Some – or perhaps most – books one reads for the sake of what it say on the tin – algebra text-books for the sake of algebra, romance novels to enjoy a love story… Then there are those books one reads for… something else.
Take for instance Ngaio Marsh’s mysteries.
Marsh was an eclectic lady from New Zealand: a painter, an actress, a courageous director, a drama teacher, and one of the queens of crime of the Golden Age of Detective Fiction. The stage was her true passion, and in the Forties, Fifties and Sixties she was a leading figure of New Zealand’s theatre, daring enough to stage Shakespeare in modern dress as early as 1942, and to (triumphantly) tour Australia with a play by “difficult” Italian author Luigi Pirandello. So it’s not quite a shock that her fictional detective, the very upper-class Inspector Roderick Alleyn, bears the name of a great Elizabethan actor, nor are we surprised in observing that, out of her 32 Alleyn mysteries, a good third has to do with theatres, actors, directors, playwrights, first nights and rehearsals.
And a very good thing it is, because Miss Marsh knows her theatrical stuff, and writes it delightfully. Her characters are entirely convincing, her settings are vibrant, and her incidents and wealth of detail are those of a long acquaintance with life onstage and backstage. There’s nothing clichéd or conventional in her theatres and theatre-folks – so much so that often the depiction of backstage life steals the show from the whodunnit. Which may annoy dedicated mystery-buffs, but is an endless – and diverse – delight for theatre buffs.
Diverse, yes – because Miss Marsh’s stage stories come in a variety of flavours.
Take for instance Opening Night – whose heroine, a penniless and somewhat discouraged actress from New Zealand, takes on a dresser’s job in a London theatre, with a new play’s first night looming a week away. The Vulcan theatre is old and neglected, the dressing rooms dusty, the playwright unreasonable, the whole production rickety, and the tension thick as porridge. When the murder happens, we see it more than everything as yet another hindrance to the début… And yes, Alleyn may be very much your standard gentleman detective – but the frustrated actor-director, the terminally nervous ingenue, the fifty-something character actor still playing the juvenile by dint of grease paint, the keeper’s untidy cubbyhole, the gloomy corridors, the rivalries, the creative flashes, the last-minute tweaks and the dirty cups in the sink – it’s all so very real, so much more vivid than the whodunnit!
Death at the Dolphin is a quite another kettle of fish.

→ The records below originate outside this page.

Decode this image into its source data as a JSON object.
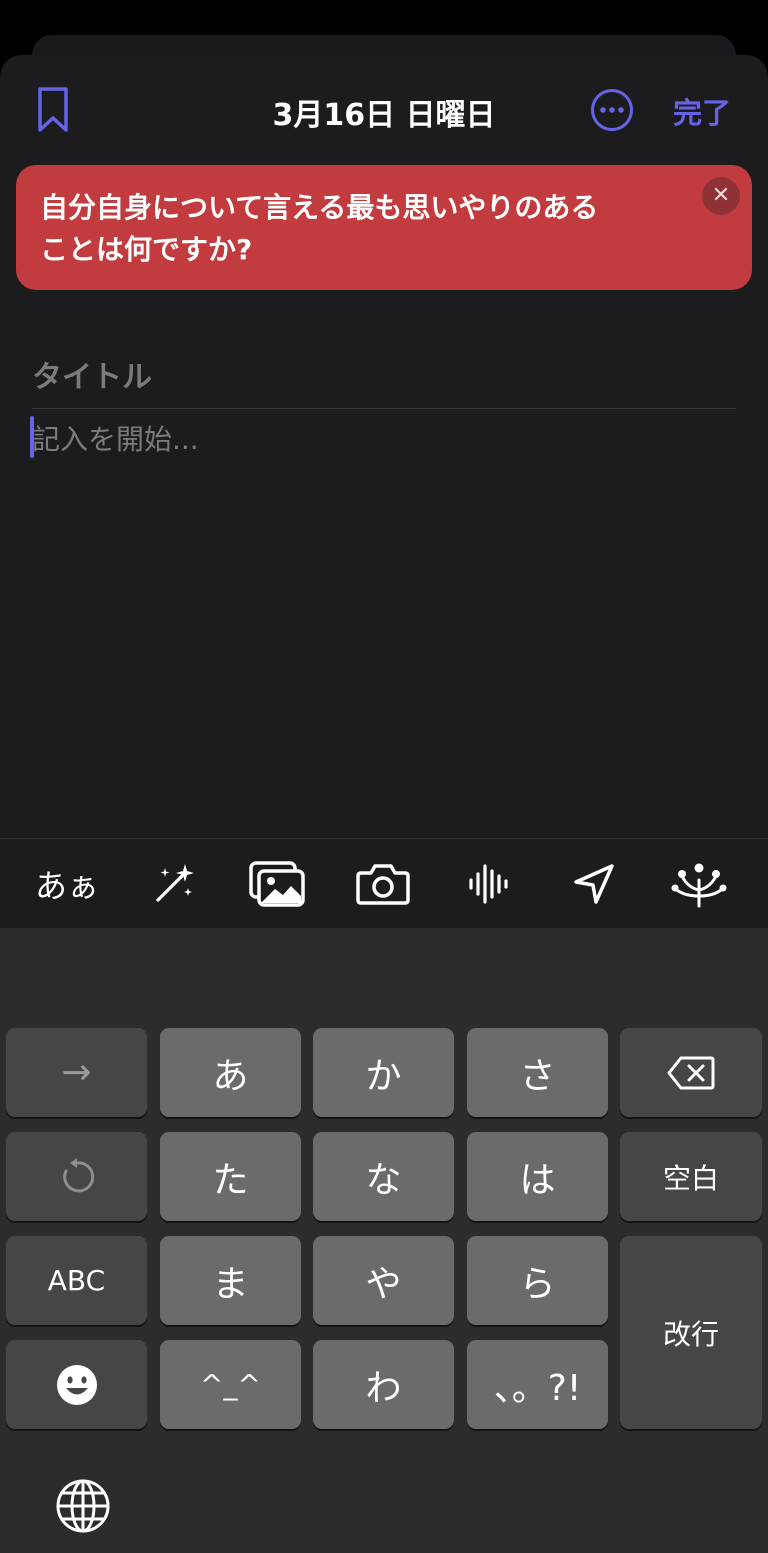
{
  "header": {
    "date_title": "3月16日 日曜日",
    "done_label": "完了",
    "accent_color": "#6563e6"
  },
  "prompt": {
    "line1": "自分自身について言える最も思いやりのある",
    "line2": "ことは何ですか?",
    "close_glyph": "✕",
    "background_color": "#c23b3e"
  },
  "editor": {
    "title_placeholder": "タイトル",
    "body_placeholder": "記入を開始..."
  },
  "toolbar": {
    "text_style_label": "あぁ",
    "icons": [
      "magic-wand-icon",
      "photo-library-icon",
      "camera-icon",
      "waveform-icon",
      "location-arrow-icon",
      "sparkle-burst-icon"
    ]
  },
  "keyboard": {
    "row1": [
      "→",
      "あ",
      "か",
      "さ"
    ],
    "row2": [
      "た",
      "な",
      "は",
      "空白"
    ],
    "row3": [
      "ABC",
      "ま",
      "や",
      "ら",
      "改行"
    ],
    "row4": [
      "^_^",
      "わ",
      "、。?!"
    ],
    "icons": [
      "delete-icon",
      "undo-icon",
      "emoji-icon",
      "globe-icon"
    ]
  }
}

Do you know what every struggling playwright and every aspiring director worth their salt dream of? Well it happens to young Peregrine Jay: he serendipitously finds himself restoring and then directing an old theatre in Southwark, with an unlimited budget and the chance to open with a production of his own Shakespeare-themed play. Death at the Dolphin is a backstage Cinderella, complete with a bizarre Fairy Godmother… well, and a murder too – but frankly: were anyone to give me a theatre on these conditions, would I let a trifling murder sour it all? And indeed, Perry Jay… No, I’m being unfair. Being a nice boy, Perry is duly upset by the murder – but the general atmosphere rather takes it in stride. Blood notwithstanding, the Dolphin is a bright and cheerful place, peopled with temperamental but (mostly) charming eccentrics. The dialogues are sparkling, the humour subtle, and the countdown to first night sizzles with excitement.
A different world from Opening Night – so much so that I have long thought Death at the Dolphin to be a youthful work, compared to the more mature and jaded Opening Night… But no, it’s the other way around. It’s just Miss Marsh exploring the low and highs of stage life, its different colours.
In the early Eighties, as she made plans to resurrect Perry Jay and the whole Dolphin for Light Thickens, she wrote to a friend that she doubted there would be much interest in such a book, outside of the theatre set. On the contrary, it turned out to be a huge success. Again, the mystery is buried in and functional to a kind of detailed diary of an ill-fated production of Macbeth. So very detailed, in fact, that a biographer called it Marsh’s third production of the Scottish Tragedy. And indeed, it is, more than anything, a tale of rehearsals, struggles, ideas, clashing temperaments, superstitions, and the way the English stage has changed over the decades. It may not be everyone’s cup of tea, and I’m sure there are better mysteries out there. But for a fine and affectionate depiction of backstage life – with some real blood thrown in – one could do much worse than try Ngaio Marsh’s stories.